Collection entries
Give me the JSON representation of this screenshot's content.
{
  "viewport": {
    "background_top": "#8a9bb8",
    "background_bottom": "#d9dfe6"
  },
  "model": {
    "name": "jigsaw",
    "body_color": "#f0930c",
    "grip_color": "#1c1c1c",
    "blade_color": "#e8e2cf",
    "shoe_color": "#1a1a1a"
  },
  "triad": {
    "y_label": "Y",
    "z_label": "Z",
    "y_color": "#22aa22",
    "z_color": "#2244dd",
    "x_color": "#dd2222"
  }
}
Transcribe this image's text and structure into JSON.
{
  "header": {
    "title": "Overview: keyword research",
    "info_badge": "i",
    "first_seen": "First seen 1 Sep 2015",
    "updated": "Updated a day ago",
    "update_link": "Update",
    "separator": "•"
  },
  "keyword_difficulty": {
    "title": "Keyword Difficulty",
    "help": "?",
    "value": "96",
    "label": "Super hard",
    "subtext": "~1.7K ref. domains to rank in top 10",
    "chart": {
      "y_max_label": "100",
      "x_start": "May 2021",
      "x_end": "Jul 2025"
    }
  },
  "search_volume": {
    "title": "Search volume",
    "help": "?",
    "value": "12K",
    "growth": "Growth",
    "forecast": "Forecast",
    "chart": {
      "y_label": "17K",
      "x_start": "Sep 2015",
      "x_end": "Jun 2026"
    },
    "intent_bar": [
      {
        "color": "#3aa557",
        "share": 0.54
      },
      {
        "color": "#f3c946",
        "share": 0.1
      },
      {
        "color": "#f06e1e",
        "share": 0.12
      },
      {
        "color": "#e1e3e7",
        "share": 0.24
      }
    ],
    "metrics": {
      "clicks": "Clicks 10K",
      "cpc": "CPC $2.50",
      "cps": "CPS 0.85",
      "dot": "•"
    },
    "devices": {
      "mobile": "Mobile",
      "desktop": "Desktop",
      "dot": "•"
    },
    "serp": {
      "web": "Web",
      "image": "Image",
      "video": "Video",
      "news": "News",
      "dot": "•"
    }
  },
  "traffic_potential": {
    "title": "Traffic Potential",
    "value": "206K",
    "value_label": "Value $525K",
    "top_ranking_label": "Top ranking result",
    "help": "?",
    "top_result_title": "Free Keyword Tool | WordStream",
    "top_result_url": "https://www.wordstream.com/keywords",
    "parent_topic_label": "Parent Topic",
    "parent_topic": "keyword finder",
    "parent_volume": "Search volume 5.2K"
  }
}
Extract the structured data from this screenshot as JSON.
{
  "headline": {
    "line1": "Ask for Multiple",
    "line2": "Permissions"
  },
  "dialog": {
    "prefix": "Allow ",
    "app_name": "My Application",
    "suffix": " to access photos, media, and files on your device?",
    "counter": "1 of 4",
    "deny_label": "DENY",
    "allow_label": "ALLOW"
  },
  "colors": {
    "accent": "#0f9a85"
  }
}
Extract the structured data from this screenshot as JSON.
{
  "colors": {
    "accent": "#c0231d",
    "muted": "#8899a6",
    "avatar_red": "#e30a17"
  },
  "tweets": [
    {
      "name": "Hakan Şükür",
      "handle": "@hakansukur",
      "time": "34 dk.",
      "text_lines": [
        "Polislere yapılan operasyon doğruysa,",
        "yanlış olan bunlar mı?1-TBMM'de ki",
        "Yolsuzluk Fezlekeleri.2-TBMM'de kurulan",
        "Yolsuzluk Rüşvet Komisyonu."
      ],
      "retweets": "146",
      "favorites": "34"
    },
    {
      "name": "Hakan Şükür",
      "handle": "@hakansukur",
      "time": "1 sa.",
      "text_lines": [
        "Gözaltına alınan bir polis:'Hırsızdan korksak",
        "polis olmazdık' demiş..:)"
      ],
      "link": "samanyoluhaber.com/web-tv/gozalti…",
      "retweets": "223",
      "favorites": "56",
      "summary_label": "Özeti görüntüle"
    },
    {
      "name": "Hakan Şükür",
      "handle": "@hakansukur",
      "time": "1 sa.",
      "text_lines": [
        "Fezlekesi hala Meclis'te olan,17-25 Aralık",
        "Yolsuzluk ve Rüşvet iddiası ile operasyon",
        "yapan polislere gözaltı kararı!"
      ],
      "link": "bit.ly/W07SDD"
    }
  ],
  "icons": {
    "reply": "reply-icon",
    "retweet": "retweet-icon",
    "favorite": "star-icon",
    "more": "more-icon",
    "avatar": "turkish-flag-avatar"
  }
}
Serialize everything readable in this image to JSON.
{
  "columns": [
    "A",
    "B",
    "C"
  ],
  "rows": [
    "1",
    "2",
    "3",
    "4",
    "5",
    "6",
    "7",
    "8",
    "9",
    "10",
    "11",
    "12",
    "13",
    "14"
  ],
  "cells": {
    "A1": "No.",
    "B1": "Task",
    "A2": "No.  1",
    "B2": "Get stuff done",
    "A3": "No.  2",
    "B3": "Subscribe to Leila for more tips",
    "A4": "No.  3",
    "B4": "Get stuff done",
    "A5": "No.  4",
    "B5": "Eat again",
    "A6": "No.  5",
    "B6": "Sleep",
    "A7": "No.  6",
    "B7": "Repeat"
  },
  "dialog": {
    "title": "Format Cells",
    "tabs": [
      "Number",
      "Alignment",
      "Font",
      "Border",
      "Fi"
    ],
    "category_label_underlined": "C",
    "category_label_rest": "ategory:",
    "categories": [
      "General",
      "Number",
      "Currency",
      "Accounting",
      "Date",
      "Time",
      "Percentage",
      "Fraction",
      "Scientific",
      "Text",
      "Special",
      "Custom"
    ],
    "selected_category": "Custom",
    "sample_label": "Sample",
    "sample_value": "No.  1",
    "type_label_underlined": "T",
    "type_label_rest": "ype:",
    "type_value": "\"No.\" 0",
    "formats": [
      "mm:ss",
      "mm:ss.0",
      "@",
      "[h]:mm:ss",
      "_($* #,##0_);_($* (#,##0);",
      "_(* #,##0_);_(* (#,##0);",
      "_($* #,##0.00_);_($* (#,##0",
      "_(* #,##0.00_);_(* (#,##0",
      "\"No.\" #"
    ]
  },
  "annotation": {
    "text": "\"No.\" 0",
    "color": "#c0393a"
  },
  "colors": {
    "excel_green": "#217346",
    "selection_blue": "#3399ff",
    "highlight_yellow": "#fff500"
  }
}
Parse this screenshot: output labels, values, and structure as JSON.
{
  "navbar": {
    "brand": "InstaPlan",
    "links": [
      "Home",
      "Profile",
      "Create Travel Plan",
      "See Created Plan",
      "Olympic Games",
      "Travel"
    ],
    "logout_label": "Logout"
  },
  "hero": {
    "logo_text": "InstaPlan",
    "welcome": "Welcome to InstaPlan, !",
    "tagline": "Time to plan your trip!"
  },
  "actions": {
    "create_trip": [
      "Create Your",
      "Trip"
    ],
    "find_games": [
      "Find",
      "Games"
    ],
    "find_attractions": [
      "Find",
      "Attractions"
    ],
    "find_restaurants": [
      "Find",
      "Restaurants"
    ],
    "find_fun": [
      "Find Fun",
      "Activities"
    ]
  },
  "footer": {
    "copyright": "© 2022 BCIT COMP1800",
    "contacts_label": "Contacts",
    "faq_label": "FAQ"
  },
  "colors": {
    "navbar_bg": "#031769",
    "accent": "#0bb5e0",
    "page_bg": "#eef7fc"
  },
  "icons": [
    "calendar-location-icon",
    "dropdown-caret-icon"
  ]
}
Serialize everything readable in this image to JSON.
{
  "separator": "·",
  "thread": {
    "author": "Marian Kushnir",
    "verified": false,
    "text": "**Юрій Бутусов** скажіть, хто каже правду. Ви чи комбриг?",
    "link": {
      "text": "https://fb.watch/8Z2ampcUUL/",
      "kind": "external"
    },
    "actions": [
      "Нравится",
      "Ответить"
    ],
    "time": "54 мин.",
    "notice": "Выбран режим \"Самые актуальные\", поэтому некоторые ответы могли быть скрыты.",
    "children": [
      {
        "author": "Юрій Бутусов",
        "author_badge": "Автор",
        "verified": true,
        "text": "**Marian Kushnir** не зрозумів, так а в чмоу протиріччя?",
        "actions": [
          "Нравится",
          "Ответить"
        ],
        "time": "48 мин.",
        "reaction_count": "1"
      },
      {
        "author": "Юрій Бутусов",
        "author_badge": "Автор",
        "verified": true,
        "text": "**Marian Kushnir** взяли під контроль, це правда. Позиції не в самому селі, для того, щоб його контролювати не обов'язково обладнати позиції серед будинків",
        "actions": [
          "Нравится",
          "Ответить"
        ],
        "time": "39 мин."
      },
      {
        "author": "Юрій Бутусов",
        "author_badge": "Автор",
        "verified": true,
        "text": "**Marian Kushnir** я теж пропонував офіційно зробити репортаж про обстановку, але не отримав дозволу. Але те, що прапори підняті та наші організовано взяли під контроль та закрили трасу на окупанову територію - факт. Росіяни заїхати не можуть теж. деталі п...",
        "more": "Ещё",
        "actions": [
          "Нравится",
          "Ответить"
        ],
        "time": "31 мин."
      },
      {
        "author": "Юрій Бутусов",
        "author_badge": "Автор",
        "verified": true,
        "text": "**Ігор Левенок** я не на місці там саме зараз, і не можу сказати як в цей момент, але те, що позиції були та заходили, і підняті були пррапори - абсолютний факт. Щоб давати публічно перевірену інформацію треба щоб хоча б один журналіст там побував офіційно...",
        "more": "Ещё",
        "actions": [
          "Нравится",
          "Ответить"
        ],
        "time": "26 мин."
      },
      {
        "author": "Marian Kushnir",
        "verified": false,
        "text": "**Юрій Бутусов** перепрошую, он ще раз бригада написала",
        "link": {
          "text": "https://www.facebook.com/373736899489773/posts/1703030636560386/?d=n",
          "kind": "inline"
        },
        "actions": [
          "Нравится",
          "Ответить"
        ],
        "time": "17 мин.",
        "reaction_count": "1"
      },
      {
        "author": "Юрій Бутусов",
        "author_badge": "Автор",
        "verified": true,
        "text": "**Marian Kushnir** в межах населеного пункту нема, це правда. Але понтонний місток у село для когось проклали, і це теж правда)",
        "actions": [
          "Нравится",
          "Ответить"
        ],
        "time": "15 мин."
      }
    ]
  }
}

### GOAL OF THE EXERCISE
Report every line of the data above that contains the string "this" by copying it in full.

### FINISHED TASK
Give me the JSON representation of this screenshot's content.
Transcribe this image's text and structure into JSON.
Extract the structured data from this screenshot as JSON.
Extract the structured data from this screenshot as JSON.
Serialize everything readable in this image to JSON.
Parse this screenshot: output labels, values, and structure as JSON.
Serialize everything readable in this image to JSON.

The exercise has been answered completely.